of its tests on a regular basis with the Register of Copyrights. Furthermore, GMAC has registered "GMAT" as a trademark with the United States Patent and Trademark office (GMAC v.
Raju). The defendant is Narasimha Raju (Raju), who registered the domain names "gmatplus.com" and "gmatplus.net" in April and May of 2000 (Internet trademark case). These domains subsequently underwent several
name changes, but the fact most pertinent to this case is that Raju operates GMATplus in order to sell GAMT questions for "test preparation purposes" (GMAC v. Raju). The site
sells books that purport to be actual questions from the GMAT and makes extravagant claims of foreign nationals scoring high on the GMAT due to having bought these books. Raju
is known to have sold and delivered this material, which infringes on the GMAC copyright, on at least two occasions to individuals living in Virginia (GMAC v. Raju). Issue
before the court: The defendant defaulted and the plaintiff definitively proved that GMAC has "a right to copyright and trademark relief" (GMAC v. Raju). Therefore the question before the court
is whether or not the court has "personal jurisdiction over a citizen of India who registers and operates a foreign website selling plaintiffs text preparation materials" in what appears to

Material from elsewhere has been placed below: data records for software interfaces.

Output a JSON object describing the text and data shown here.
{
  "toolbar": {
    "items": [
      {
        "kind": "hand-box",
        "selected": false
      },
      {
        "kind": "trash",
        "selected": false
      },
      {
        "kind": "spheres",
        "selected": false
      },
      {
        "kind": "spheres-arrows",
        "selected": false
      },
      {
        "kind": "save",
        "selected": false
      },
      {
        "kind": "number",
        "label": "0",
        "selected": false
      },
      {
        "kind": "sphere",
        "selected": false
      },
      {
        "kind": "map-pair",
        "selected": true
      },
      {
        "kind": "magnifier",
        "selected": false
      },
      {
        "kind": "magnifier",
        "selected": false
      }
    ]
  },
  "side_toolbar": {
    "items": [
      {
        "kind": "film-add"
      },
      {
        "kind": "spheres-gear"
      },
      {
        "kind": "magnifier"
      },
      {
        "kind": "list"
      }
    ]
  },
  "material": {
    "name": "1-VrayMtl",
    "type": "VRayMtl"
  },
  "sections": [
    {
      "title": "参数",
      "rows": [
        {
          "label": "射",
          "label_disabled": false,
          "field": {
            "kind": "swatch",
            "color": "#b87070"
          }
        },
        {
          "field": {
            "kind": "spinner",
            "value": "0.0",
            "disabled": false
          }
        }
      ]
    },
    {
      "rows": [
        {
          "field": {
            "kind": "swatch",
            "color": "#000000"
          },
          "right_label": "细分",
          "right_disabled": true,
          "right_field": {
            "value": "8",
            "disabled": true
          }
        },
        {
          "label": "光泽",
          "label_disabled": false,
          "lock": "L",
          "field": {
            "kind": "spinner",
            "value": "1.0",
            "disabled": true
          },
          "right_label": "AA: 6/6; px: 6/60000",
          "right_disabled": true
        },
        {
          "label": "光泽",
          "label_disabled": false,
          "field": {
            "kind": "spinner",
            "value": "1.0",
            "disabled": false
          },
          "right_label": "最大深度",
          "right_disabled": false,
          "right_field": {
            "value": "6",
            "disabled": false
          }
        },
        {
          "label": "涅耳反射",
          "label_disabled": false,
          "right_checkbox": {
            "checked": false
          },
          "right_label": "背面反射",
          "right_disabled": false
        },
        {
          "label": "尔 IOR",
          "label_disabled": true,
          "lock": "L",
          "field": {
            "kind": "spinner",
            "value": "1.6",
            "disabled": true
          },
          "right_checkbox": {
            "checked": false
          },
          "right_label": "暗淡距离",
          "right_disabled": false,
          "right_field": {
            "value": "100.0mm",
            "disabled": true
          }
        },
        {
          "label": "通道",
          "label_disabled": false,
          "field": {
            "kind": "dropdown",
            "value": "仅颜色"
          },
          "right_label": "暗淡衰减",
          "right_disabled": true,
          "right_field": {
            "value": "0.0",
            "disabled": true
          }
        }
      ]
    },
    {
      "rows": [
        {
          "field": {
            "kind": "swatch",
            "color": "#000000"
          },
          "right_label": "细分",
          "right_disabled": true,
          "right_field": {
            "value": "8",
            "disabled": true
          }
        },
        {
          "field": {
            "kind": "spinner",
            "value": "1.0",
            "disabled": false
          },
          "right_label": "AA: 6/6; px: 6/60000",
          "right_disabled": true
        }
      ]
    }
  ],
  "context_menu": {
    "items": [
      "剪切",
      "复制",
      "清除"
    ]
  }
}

be a direct violation of US copyright and trademark laws (GMAC v. Raju). The facts relevant to reaching a ruling are that: 1. the copyright and trademark holder is